If a record holds a picture, please leave the picture out and copy the rest of the record exactly.

[Excerpts from an interface dataset]
· · · ·

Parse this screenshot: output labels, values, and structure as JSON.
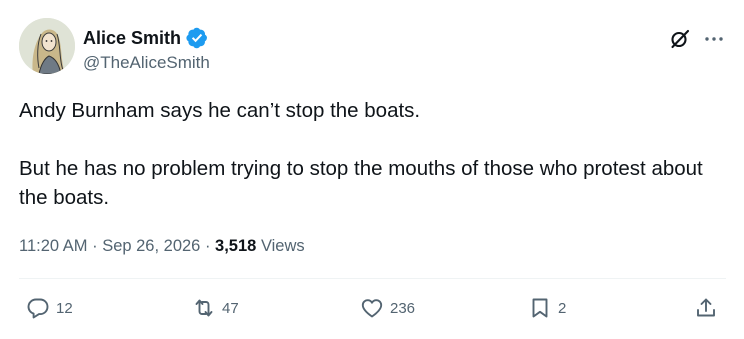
{
  "author": {
    "display_name": "Alice Smith",
    "handle": "@TheAliceSmith",
    "verified": true,
    "avatar_icon": "avatar-illustration"
  },
  "post": {
    "paragraphs": [
      "Andy Burnham says he can’t stop the boats.",
      "But he has no problem trying to stop the mouths of those who protest about the boats."
    ]
  },
  "meta": {
    "time": "11:20 AM",
    "separator": "·",
    "date": "Sep 26, 2026",
    "views_count": "3,518",
    "views_label": "Views"
  },
  "actions": {
    "replies": "12",
    "reposts": "47",
    "likes": "236",
    "bookmarks": "2"
  },
  "colors": {
    "text": "#0f1419",
    "secondary": "#536471",
    "verified_blue": "#1d9bf0",
    "divider": "#eff3f4"
  },
  "icons": {
    "verified": "verified-badge-icon",
    "grok": "grok-icon",
    "more": "more-icon",
    "reply": "reply-icon",
    "repost": "repost-icon",
    "like": "heart-icon",
    "bookmark": "bookmark-icon",
    "share": "share-icon"
  }
}
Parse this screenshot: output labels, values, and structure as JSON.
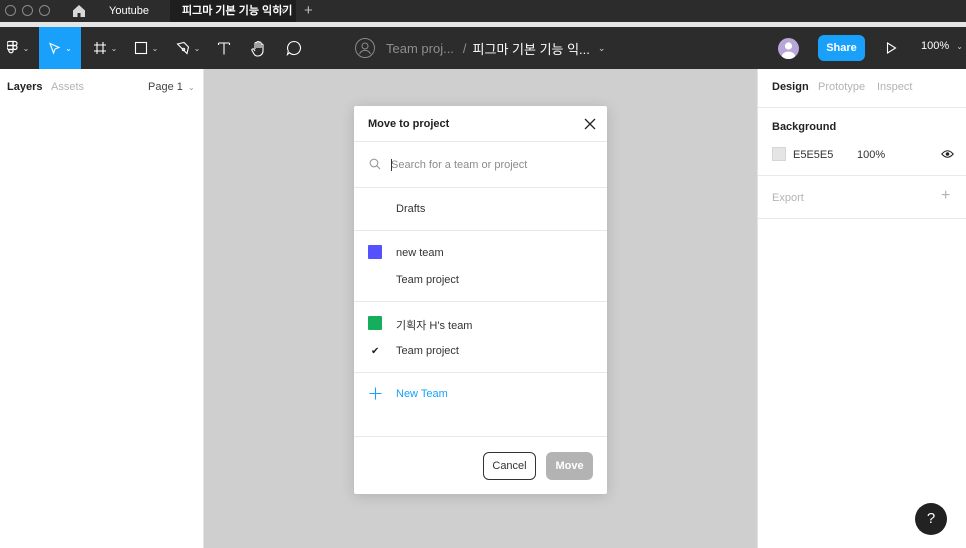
{
  "tabs": [
    {
      "label": "Youtube",
      "active": false
    },
    {
      "label": "피그마 기본 기능 익히기",
      "active": true
    }
  ],
  "tab_close_glyph": "×",
  "tab_add_glyph": "+",
  "toolbar": {
    "file_title": "Team proj...",
    "file_sep": "/",
    "file_name": "피그마 기본 기능 익...",
    "share_label": "Share",
    "zoom": "100%"
  },
  "left_panel": {
    "layers_tab": "Layers",
    "assets_tab": "Assets",
    "page_label": "Page 1"
  },
  "right_panel": {
    "design_tab": "Design",
    "prototype_tab": "Prototype",
    "inspect_tab": "Inspect",
    "background_heading": "Background",
    "background_hex": "E5E5E5",
    "background_opacity": "100%",
    "export_heading": "Export",
    "export_add_glyph": "+"
  },
  "modal": {
    "title": "Move to project",
    "search_placeholder": "Search for a team or project",
    "drafts": "Drafts",
    "teams": [
      {
        "name": "new team",
        "color": "#5551ff",
        "project": "Team project",
        "checked": false
      },
      {
        "name": "기획자 H's team",
        "color": "#14ae5c",
        "project": "Team project",
        "checked": true
      }
    ],
    "check_glyph": "✔",
    "new_team": "New Team",
    "cancel_label": "Cancel",
    "move_label": "Move"
  },
  "help_glyph": "?",
  "colors": {
    "accent": "#18a0fb",
    "topbar": "#2c2c2c",
    "canvas_bg": "#e5e5e5"
  },
  "icons": [
    "home-icon",
    "figma-menu-icon",
    "move-tool-icon",
    "frame-tool-icon",
    "shape-tool-icon",
    "pen-tool-icon",
    "text-tool-icon",
    "hand-tool-icon",
    "comment-tool-icon",
    "team-icon",
    "play-icon",
    "search-icon",
    "close-icon",
    "plus-icon",
    "eye-icon",
    "help-icon"
  ]
}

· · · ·

_Written solution_
Parse this screenshot: output labels, values, and structure as JSON.
{
  "author": {
    "display_name": "Alice Smith",
    "handle": "@TheAliceSmith",
    "verified": true,
    "avatar_icon": "avatar-illustration"
  },
  "post": {
    "paragraphs": [
      "Andy Burnham says he can’t stop the boats.",
      "But he has no problem trying to stop the mouths of those who protest about the boats."
    ]
  },
  "meta": {
    "time": "11:20 AM",
    "separator": "·",
    "date": "Sep 26, 2026",
    "views_count": "3,518",
    "views_label": "Views"
  },
  "actions": {
    "replies": "12",
    "reposts": "47",
    "likes": "236",
    "bookmarks": "2"
  },
  "colors": {
    "text": "#0f1419",
    "secondary": "#536471",
    "verified_blue": "#1d9bf0",
    "divider": "#eff3f4"
  },
  "icons": {
    "verified": "verified-badge-icon",
    "grok": "grok-icon",
    "more": "more-icon",
    "reply": "reply-icon",
    "repost": "repost-icon",
    "like": "heart-icon",
    "bookmark": "bookmark-icon",
    "share": "share-icon"
  }
}
Parse this screenshot: output labels, values, and structure as JSON.
{
  "tabs": [
    {
      "label": "Youtube",
      "active": false
    },
    {
      "label": "피그마 기본 기능 익히기",
      "active": true
    }
  ],
  "tab_close_glyph": "×",
  "tab_add_glyph": "+",
  "toolbar": {
    "file_title": "Team proj...",
    "file_sep": "/",
    "file_name": "피그마 기본 기능 익...",
    "share_label": "Share",
    "zoom": "100%"
  },
  "left_panel": {
    "layers_tab": "Layers",
    "assets_tab": "Assets",
    "page_label": "Page 1"
  },
  "right_panel": {
    "design_tab": "Design",
    "prototype_tab": "Prototype",
    "inspect_tab": "Inspect",
    "background_heading": "Background",
    "background_hex": "E5E5E5",
    "background_opacity": "100%",
    "export_heading": "Export",
    "export_add_glyph": "+"
  },
  "modal": {
    "title": "Move to project",
    "search_placeholder": "Search for a team or project",
    "drafts": "Drafts",
    "teams": [
      {
        "name": "new team",
        "color": "#5551ff",
        "project": "Team project",
        "checked": false
      },
      {
        "name": "기획자 H's team",
        "color": "#14ae5c",
        "project": "Team project",
        "checked": true
      }
    ],
    "check_glyph": "✔",
    "new_team": "New Team",
    "cancel_label": "Cancel",
    "move_label": "Move"
  },
  "help_glyph": "?",
  "colors": {
    "accent": "#18a0fb",
    "topbar": "#2c2c2c",
    "canvas_bg": "#e5e5e5"
  },
  "icons": [
    "home-icon",
    "figma-menu-icon",
    "move-tool-icon",
    "frame-tool-icon",
    "shape-tool-icon",
    "pen-tool-icon",
    "text-tool-icon",
    "hand-tool-icon",
    "comment-tool-icon",
    "team-icon",
    "play-icon",
    "search-icon",
    "close-icon",
    "plus-icon",
    "eye-icon",
    "help-icon"
  ]
}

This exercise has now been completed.